From the entries that follow, copy every line with the word "name".

Exercise data
------------------------------------------------------------

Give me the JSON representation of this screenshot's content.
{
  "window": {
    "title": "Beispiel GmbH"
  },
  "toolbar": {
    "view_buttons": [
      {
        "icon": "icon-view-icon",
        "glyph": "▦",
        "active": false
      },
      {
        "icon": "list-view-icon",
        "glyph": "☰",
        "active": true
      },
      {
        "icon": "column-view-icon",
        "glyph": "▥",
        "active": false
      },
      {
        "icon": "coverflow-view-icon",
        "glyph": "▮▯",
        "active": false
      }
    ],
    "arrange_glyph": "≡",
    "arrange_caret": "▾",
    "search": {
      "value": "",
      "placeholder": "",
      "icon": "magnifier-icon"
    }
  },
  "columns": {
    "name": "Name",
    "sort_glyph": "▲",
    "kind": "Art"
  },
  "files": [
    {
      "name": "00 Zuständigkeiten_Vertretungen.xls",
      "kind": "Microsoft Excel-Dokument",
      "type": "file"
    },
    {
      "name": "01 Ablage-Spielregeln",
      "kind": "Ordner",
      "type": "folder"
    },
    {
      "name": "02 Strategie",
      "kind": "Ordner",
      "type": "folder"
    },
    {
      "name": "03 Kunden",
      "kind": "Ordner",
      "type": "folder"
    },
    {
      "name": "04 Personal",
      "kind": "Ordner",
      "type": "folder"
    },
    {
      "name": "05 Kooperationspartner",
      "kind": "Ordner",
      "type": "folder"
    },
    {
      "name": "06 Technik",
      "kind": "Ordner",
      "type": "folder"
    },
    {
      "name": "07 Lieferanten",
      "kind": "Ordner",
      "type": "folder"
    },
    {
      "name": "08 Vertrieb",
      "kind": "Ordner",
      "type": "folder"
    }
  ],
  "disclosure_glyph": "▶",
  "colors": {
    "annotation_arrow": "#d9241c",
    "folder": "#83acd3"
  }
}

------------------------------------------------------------

Task solution
    "name": "Name",
      "name": "00 Zuständigkeiten_Vertretungen.xls",
      "name": "01 Ablage-Spielregeln",
      "name": "02 Strategie",
      "name": "03 Kunden",
      "name": "04 Personal",
      "name": "05 Kooperationspartner",
      "name": "06 Technik",
      "name": "07 Lieferanten",
      "name": "08 Vertrieb",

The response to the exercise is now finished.